[Records from a data source]
........

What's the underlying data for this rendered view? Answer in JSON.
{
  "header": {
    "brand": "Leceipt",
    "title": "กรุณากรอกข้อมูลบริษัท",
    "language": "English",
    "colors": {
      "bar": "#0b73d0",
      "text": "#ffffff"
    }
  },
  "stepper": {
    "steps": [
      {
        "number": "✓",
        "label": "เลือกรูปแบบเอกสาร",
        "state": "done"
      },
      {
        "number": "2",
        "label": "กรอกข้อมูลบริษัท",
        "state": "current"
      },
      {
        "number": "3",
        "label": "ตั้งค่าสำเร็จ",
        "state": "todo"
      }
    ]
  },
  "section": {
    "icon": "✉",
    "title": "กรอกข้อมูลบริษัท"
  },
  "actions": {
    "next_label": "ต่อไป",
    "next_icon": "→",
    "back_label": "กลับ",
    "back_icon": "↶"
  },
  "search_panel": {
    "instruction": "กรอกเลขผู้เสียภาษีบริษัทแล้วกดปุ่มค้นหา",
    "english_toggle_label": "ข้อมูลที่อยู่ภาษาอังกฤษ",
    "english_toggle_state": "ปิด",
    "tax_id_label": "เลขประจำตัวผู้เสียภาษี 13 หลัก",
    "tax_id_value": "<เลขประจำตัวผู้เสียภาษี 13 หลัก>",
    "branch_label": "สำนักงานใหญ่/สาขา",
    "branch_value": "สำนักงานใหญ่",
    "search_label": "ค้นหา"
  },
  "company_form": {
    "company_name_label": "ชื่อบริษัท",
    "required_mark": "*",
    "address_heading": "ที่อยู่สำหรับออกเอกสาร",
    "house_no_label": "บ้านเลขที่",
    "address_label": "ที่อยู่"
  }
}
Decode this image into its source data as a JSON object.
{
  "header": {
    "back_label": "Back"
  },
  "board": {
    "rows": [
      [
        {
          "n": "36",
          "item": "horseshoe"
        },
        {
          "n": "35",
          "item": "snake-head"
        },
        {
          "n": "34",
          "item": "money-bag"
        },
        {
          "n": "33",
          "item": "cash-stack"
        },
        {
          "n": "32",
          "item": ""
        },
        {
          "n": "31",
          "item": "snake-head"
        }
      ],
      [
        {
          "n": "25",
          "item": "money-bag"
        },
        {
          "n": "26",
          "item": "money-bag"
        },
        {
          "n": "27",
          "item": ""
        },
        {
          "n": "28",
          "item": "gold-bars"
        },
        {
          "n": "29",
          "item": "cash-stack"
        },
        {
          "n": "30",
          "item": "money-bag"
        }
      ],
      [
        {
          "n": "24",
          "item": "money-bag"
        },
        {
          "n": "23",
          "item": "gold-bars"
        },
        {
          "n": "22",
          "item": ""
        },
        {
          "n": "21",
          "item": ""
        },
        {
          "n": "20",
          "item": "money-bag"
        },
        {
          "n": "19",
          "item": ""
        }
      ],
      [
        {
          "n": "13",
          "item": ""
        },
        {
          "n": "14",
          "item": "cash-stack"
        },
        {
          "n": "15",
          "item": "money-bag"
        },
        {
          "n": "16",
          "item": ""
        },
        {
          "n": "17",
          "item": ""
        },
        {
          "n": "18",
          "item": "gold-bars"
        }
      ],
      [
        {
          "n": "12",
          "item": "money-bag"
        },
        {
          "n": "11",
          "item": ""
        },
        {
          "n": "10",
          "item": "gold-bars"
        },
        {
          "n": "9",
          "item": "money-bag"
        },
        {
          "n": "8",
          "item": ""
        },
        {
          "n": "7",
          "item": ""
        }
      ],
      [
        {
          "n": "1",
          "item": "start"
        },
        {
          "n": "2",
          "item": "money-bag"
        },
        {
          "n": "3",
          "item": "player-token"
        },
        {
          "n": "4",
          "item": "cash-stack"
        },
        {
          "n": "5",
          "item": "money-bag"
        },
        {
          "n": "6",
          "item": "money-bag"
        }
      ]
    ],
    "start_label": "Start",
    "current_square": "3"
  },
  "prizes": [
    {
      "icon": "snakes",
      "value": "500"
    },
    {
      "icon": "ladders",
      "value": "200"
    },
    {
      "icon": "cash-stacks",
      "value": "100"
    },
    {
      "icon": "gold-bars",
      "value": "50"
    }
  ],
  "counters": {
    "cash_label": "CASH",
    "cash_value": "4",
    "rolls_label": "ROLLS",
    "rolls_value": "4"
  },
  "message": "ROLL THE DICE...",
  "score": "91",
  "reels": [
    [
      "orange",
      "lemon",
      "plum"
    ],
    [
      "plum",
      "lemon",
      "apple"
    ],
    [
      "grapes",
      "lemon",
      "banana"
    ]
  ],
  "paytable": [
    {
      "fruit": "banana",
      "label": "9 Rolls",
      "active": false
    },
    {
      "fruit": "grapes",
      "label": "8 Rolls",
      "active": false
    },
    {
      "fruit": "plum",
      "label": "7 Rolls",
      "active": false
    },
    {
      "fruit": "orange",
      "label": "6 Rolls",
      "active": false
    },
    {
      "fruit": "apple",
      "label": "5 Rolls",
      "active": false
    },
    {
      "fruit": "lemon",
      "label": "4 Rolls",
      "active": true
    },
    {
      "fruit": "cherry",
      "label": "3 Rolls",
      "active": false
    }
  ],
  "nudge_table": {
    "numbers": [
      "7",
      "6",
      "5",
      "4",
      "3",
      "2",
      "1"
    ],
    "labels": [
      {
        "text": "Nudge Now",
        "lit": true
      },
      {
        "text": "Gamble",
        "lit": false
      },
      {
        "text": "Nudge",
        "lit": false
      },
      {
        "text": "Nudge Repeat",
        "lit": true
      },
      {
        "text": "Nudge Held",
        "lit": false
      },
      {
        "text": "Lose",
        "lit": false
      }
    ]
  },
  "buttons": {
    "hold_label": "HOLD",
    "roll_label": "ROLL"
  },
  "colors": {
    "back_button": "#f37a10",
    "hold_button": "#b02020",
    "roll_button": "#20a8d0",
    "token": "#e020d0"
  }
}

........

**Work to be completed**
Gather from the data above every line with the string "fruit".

**Your solution**
      "fruit": "banana",
      "fruit": "grapes",
      "fruit": "plum",
      "fruit": "orange",
      "fruit": "apple",
      "fruit": "lemon",
      "fruit": "cherry",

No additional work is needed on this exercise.